A Civic Dinner
The Atlanta Regional Commission is rolling out a new way for people to get involved in our regional planning efforts.

They’re called ARC Civic Dinners. These are structured conversations, shared over a meal, where every voice matters. Guests talk about key regional issues— mobility, livability, and prosperity.

Anyone can host, and ARC collects the input as we update the Atlanta Region’s Plan, our long-range blueprint to ensure metro Atlanta’s future success.

 Sign Up Today!

What’s it like to participate in an ARC Civic Dinner? We talked to two members of ARC’s Global Advisory Panel, who shared their experiences.

“People Can Speak Freely.”

Carlos Perez, a 36-year-old planner who lives in Midtown, hosted three Civic Dinners in 2017.

Carlos Perez

Why Civic Dinners?
I was really intrigued by the whole Civic Dinner platform. Going to friends’ houses and having dinner, drinks, or just hanging out — it’s something we regularly do, right? Why not make a difference while you’re at it?

This offered the opportunity to have what could have been difficult conversations while doing something we regularly do anyway. It’s a format that relaxes people.

How was it having strangers to dinner?
I can see how it could be challenging at first, but if done through a friends-of-friends approach, you can slowly start opening people up to the idea that here is an atmosphere in which people can speak freely.

How will you carry this experience forward in your own life?
I’m a planner, and when working on a project, we often hear about people’s concerns at public meetings and forums. But sometimes, the voices on one side are just going to come out in fuller force and be noisier.

The Civic Dinners allowed people to feel comfortable expressing themselves openly—quieter voices I maybe haven’t heard from in those “public meeting” settings. And it made me consider this format, and how to carry it forward into my own work, as a way to hear from a true diversity of voices. I’d definitely be interested in hosting one again.

“Our Voices Matter.”

Caroline Magee is an attorney who is also a priest at St. Bede’s Episcopal Church in Tucker.

Caroline Magee

What interested you in Civic Dinners?
I love the idea of church as a way to engage your wider community in a hopeful manner, but how to do you bring more people into that conversation and have it be more than an academic exercise? Civic Dinners are doing that.

How was your experience?
The Civic Dinners were so well-organized. I like that the conversation kits came with specific questions for us to consider, so it wasn’t just this “Let’s solve the problems of the world” thing. It brought voices in that otherwise might’ve thought their opinions didn’t matter. And I Iike that the ARC is collecting this data to inform their work.

People care so much about the community, but they don’t know how to get involved, and think that what they say doesn’t matter. Here, you find allies, so that’s energizing.

What was the scene like at your Civic Dinner table?
It was so powerful. I had a really eclectic group of people—just different races, ages, and experiences. You know, the amazing thing about Atlanta is that you can drive five miles in any direction and be somewhere else.  And, [in my group,] everyone, to a person, said, “It is just so great to get out of our silos and meet people I might not otherwise have met.”

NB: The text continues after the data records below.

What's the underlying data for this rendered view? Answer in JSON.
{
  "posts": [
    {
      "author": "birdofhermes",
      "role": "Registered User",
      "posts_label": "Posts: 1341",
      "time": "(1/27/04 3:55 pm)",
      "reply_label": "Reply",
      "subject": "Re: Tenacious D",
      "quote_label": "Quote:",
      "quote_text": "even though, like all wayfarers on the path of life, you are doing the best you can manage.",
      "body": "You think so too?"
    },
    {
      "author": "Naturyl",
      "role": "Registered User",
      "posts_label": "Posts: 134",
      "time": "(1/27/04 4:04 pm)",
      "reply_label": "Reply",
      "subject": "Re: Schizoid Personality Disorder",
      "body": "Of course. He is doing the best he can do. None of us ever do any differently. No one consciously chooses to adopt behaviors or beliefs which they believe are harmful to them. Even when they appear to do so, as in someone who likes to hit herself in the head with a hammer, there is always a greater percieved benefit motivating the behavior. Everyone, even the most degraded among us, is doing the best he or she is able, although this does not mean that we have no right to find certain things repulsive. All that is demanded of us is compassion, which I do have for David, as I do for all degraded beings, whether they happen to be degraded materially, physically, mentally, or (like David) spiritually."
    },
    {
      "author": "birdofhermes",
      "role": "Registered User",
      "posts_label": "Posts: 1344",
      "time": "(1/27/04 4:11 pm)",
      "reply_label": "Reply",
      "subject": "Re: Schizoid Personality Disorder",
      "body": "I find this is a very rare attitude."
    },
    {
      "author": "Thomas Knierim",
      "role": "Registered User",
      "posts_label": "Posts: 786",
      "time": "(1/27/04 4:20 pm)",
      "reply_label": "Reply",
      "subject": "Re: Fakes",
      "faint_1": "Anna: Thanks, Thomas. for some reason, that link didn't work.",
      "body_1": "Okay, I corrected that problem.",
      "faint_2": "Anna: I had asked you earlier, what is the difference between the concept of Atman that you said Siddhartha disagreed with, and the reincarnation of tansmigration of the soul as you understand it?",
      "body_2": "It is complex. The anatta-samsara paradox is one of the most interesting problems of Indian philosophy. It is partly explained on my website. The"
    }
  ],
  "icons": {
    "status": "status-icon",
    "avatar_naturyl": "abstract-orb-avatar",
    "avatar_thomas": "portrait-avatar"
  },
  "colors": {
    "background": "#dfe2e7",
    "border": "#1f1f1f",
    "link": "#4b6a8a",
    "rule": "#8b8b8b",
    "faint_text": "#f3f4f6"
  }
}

How will you carry this experience forward in your own life?
My friend and I are talking about getting another group going in Clarkston—with that international community there. Sometimes, being in another space, you get to appreciate and observe, and learn. I think if anyone’s even tempted to do a Civic Dinner, you should find a friend and plan it together. It’s so easy, you will not regret it.

Want to get involved in a conversation that matters? Learn all about ARC Civic Dinners and sign up to take part here!